Many of us were confused and upset to discover that a global outage of service yesterday by terminals of news agency Bloomberg could have, quite literally, paralysing consequences.
On Friday at around 0830am London time the servers stopped for two hours. That’s two hours for subscribers and journalists.
The US-owned news agency is still investigating what caused the outage and some commentators have asked whether Bloomberg was hacked, possibly as an American site by North Korea.
Press rival Financial Times reported the rare almost solar eclipse moment in a less than sympathetic style, asking whether staff were twiddling their thumbs, then going on to quote someone clearly in editorial saying they were not twiddling but rather panicking and then commenting that staff were instructed to say nothing!
More sympathetic was direct rival Reuters’ coverage. Staff were instructed not to refer to events at Bloomberg that day, specifically not to gloat. Many Reuters journalists post on social media. So well done Reuters for handling the situation with care and responsibility.
It took several hours to resume the Bloomberg service.
But the service was embarrassingly down long enough for a 10am UK debt auction to be affected. Servers didn’t resume until around 1045am.
At stake the sale of short-dated UK Treasury bills.
During the week this could have affected any number of eurozone debt agencies powered by Bloomberg. As it was a Friday it just happened to clip a UK debt sale.
The T-Bill auction had to be recalled and it went through smoothly enough in the afternoon. But by then investors had to reprice their offers at prevailing levels.
Although unprecented and ultra-rare the situation does call into question debt offices’ reliance on one vendor or platform for conveyance or distribution of debt sales.
Many debt offices rely on Bloomberg but some use their own platforms in Europe.
Bloomberg has become incredibly influential as a platform in a short space of 25 years.
But no official agency such as the UK Debt Management Office should ever rely on a third party to the extent that it influences the decision to proceed with a public fiscal undertaking.
We can only hope that the DMO and indeed other UK and European agencies will review their position.

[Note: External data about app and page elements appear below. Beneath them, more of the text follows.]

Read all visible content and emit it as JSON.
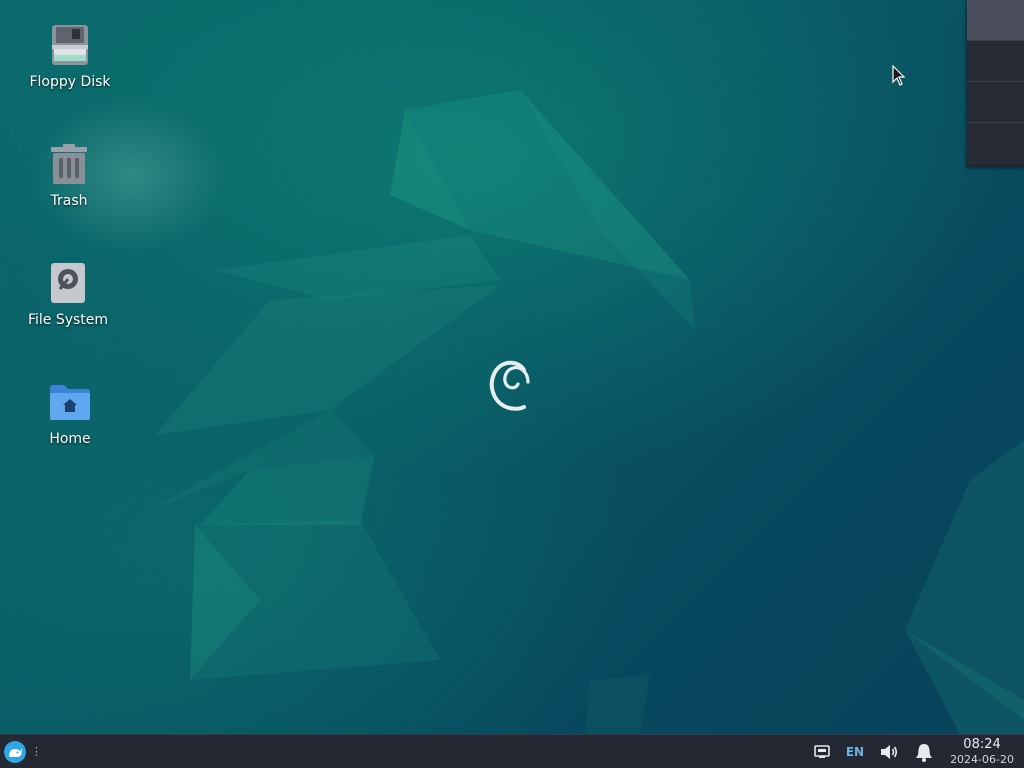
{
  "desktop": {
    "icons": [
      {
        "label": "Floppy Disk",
        "icon": "floppy-disk-icon"
      },
      {
        "label": "Trash",
        "icon": "trash-icon"
      },
      {
        "label": "File System",
        "icon": "hard-drive-icon"
      },
      {
        "label": "Home",
        "icon": "home-folder-icon"
      }
    ],
    "wallpaper_logo": "debian-swirl-icon"
  },
  "workspace_pager": {
    "workspaces": 4,
    "active_index": 0
  },
  "panel": {
    "menu_icon": "whisker-menu-icon",
    "tray": {
      "network_icon": "network-wired-icon",
      "keyboard_layout": "EN",
      "volume_icon": "volume-icon",
      "notifications_icon": "bell-icon"
    },
    "clock": {
      "time": "08:24",
      "date": "2024-06-20"
    }
  },
  "colors": {
    "panel_bg": "#232832",
    "desktop_accent": "#0b6a6c",
    "keyboard_accent": "#6fb0e6"
  }
}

Without a doubt something so public as Friday’s outage will encourage agencies to run a dual communication system rather than potentially disadvantaging investors.
Expect reforms to follow.